Work instruction
Filter the entries below, keeping only lines with the word "time".

(App and web page records)
----

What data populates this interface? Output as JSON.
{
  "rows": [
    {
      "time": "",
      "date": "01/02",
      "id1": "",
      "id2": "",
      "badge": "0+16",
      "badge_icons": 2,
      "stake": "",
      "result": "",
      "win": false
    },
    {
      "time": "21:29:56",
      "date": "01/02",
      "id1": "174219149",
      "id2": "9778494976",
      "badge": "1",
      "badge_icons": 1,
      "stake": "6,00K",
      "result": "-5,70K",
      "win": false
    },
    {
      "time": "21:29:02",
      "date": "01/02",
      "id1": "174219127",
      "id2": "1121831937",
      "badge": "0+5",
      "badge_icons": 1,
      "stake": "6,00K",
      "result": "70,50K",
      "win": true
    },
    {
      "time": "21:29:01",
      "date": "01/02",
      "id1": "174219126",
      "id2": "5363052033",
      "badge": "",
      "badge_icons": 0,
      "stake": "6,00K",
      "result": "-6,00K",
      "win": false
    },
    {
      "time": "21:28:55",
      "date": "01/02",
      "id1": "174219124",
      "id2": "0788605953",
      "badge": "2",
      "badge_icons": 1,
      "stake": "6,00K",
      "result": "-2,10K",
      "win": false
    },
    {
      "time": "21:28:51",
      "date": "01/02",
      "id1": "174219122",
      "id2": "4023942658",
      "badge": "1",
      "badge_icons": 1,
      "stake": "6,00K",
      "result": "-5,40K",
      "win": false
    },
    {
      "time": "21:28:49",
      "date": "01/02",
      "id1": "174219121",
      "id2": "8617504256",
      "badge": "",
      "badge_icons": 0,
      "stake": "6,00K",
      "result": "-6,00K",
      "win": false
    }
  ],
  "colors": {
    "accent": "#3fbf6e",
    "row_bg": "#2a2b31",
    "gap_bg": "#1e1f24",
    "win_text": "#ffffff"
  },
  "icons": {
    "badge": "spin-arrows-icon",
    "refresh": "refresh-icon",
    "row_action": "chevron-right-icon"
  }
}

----

Reply
      "time": "",
      "time": "21:29:56",
      "time": "21:29:02",
      "time": "21:29:01",
      "time": "21:28:55",
      "time": "21:28:51",
      "time": "21:28:49",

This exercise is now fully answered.